Stem-cell research, drug legalisation and digital privacy were all up for discussion when students took part in The Ethics Olympiad recently.
The IGS team logged onto Zoom to respectfully discuss deeply contentious questions with students from a school in Singapore.
During the day the students were involved in a series of four heats where they were scored according to set criteria that rewards, clear, concise, respectful discourse around interesting ethical cases.
Unlike debating, students can take the position they want at an Ethics Olympiad. They work as a team, with teams from other schools to come up with the best possible answer to difficult ethical questions. Or as one student from IGS commented, “it’s basically nice debating”.

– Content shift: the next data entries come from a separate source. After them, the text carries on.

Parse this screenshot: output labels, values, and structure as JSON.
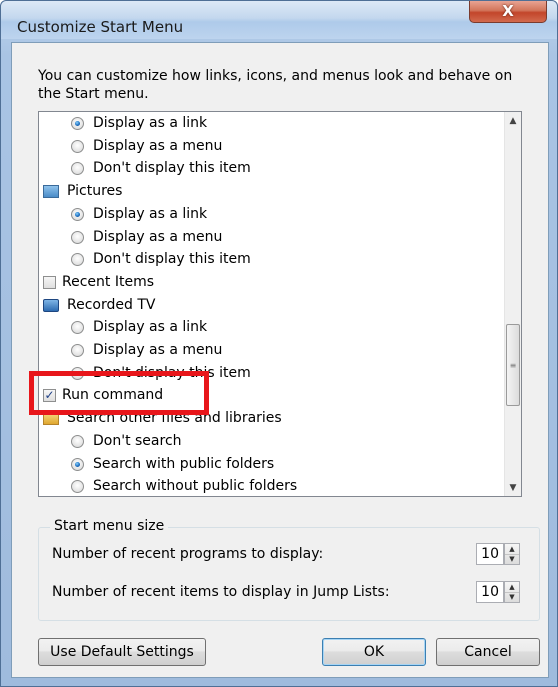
{
  "window": {
    "title": "Customize Start Menu",
    "close_glyph": "X"
  },
  "description": "You can customize how links, icons, and menus look and behave on the Start menu.",
  "list": {
    "items": [
      {
        "kind": "radio",
        "label": "Display as a link",
        "checked": true
      },
      {
        "kind": "radio",
        "label": "Display as a menu",
        "checked": false
      },
      {
        "kind": "radio",
        "label": "Don't display this item",
        "checked": false
      },
      {
        "kind": "category",
        "label": "Pictures",
        "icon": "pictures-icon"
      },
      {
        "kind": "radio",
        "label": "Display as a link",
        "checked": true
      },
      {
        "kind": "radio",
        "label": "Display as a menu",
        "checked": false
      },
      {
        "kind": "radio",
        "label": "Don't display this item",
        "checked": false
      },
      {
        "kind": "checkbox",
        "label": "Recent Items",
        "checked": false
      },
      {
        "kind": "category",
        "label": "Recorded TV",
        "icon": "recorded-tv-icon"
      },
      {
        "kind": "radio",
        "label": "Display as a link",
        "checked": false
      },
      {
        "kind": "radio",
        "label": "Display as a menu",
        "checked": false
      },
      {
        "kind": "radio",
        "label": "Don't display this item",
        "checked": true
      },
      {
        "kind": "checkbox",
        "label": "Run command",
        "checked": true
      },
      {
        "kind": "category",
        "label": "Search other files and libraries",
        "icon": "search-folder-icon"
      },
      {
        "kind": "radio",
        "label": "Don't search",
        "checked": false
      },
      {
        "kind": "radio",
        "label": "Search with public folders",
        "checked": true
      },
      {
        "kind": "radio",
        "label": "Search without public folders",
        "checked": false
      }
    ]
  },
  "start_menu_size": {
    "group_label": "Start menu size",
    "recent_programs_label": "Number of recent programs to display:",
    "recent_programs_value": "10",
    "jump_list_label": "Number of recent items to display in Jump Lists:",
    "jump_list_value": "10"
  },
  "buttons": {
    "defaults": "Use Default Settings",
    "ok": "OK",
    "cancel": "Cancel"
  },
  "colors": {
    "highlight_box": "#e8161b",
    "close_button": "#c2452a"
  }
}
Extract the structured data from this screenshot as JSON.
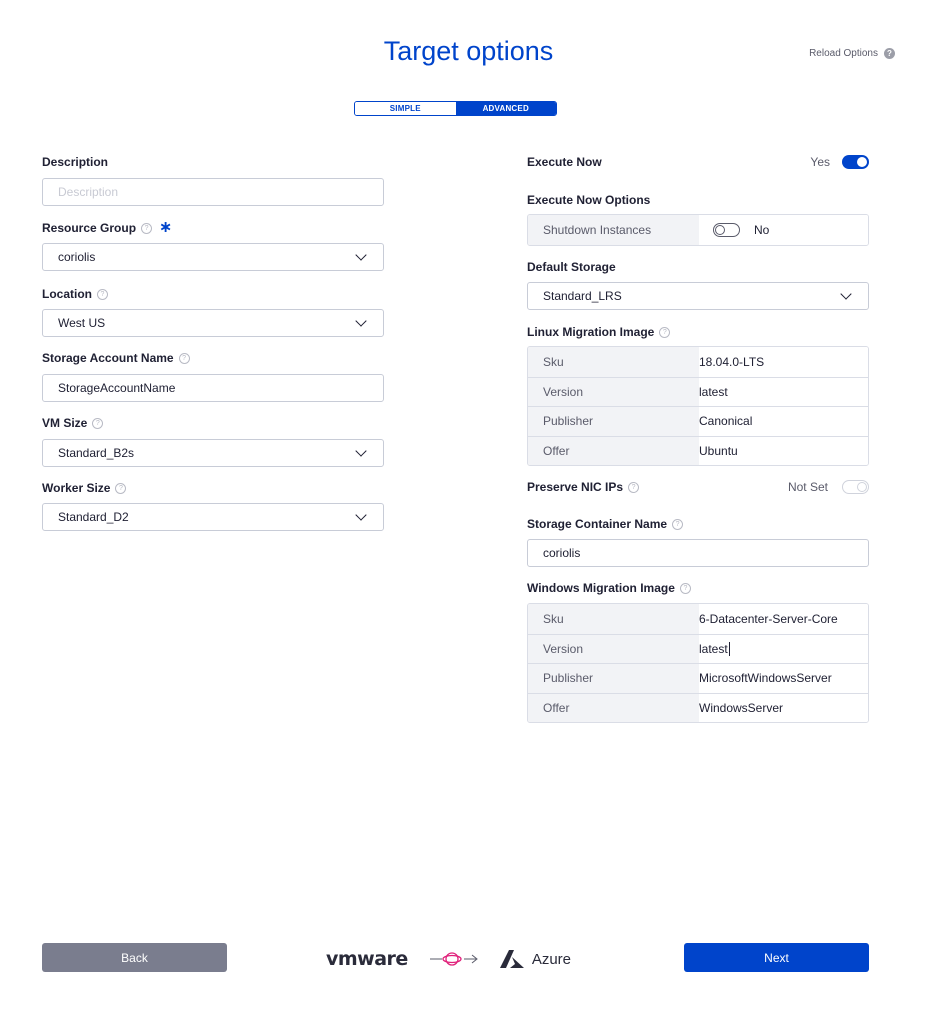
{
  "header": {
    "title": "Target options",
    "reload_label": "Reload Options",
    "help_icon": "help-circle-icon"
  },
  "mode_switcher": {
    "simple": "SIMPLE",
    "advanced": "ADVANCED",
    "selected": "ADVANCED"
  },
  "left": {
    "description": {
      "label": "Description",
      "placeholder": "Description",
      "value": ""
    },
    "resource_group": {
      "label": "Resource Group",
      "value": "coriolis",
      "required": "∗"
    },
    "location": {
      "label": "Location",
      "value": "West US"
    },
    "storage_account": {
      "label": "Storage Account Name",
      "value": "StorageAccountName"
    },
    "vm_size": {
      "label": "VM Size",
      "value": "Standard_B2s"
    },
    "worker_size": {
      "label": "Worker Size",
      "value": "Standard_D2"
    }
  },
  "right": {
    "execute_now": {
      "label": "Execute Now",
      "value_label": "Yes",
      "on": true
    },
    "execute_now_options": {
      "label": "Execute Now Options",
      "key": "Shutdown Instances",
      "value_label": "No",
      "on": false
    },
    "default_storage": {
      "label": "Default Storage",
      "value": "Standard_LRS"
    },
    "linux_image": {
      "label": "Linux Migration Image",
      "rows": [
        {
          "key": "Sku",
          "value": "18.04.0-LTS"
        },
        {
          "key": "Version",
          "value": "latest"
        },
        {
          "key": "Publisher",
          "value": "Canonical"
        },
        {
          "key": "Offer",
          "value": "Ubuntu"
        }
      ]
    },
    "preserve_nic": {
      "label": "Preserve NIC IPs",
      "value_label": "Not Set"
    },
    "storage_container": {
      "label": "Storage Container Name",
      "value": "coriolis"
    },
    "windows_image": {
      "label": "Windows Migration Image",
      "rows": [
        {
          "key": "Sku",
          "value": "6-Datacenter-Server-Core"
        },
        {
          "key": "Version",
          "value": "latest"
        },
        {
          "key": "Publisher",
          "value": "MicrosoftWindowsServer"
        },
        {
          "key": "Offer",
          "value": "WindowsServer"
        }
      ]
    }
  },
  "footer": {
    "back_label": "Back",
    "next_label": "Next",
    "source_brand": "vmware",
    "target_brand": "Azure"
  },
  "colors": {
    "accent": "#0044cb",
    "back_button": "#7a7d8e",
    "text": "#202134"
  }
}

“There’s a real emphasis on promoting respectful dialogue around ethical issues,” said IGS Humanities teacher Gareth Douse.
The Olympiad draws teams from independent, Catholic and public schools across Australia and the world.
Teachers judge the round-robin meets, with university philosophers and ethicists judging the finals in each city.
Well done to Zainab Moloobhoy, Oliver McKendry, Alice Moss-Ractliffe, Artemesia Trenoweth and Finian Moore who represented IGS.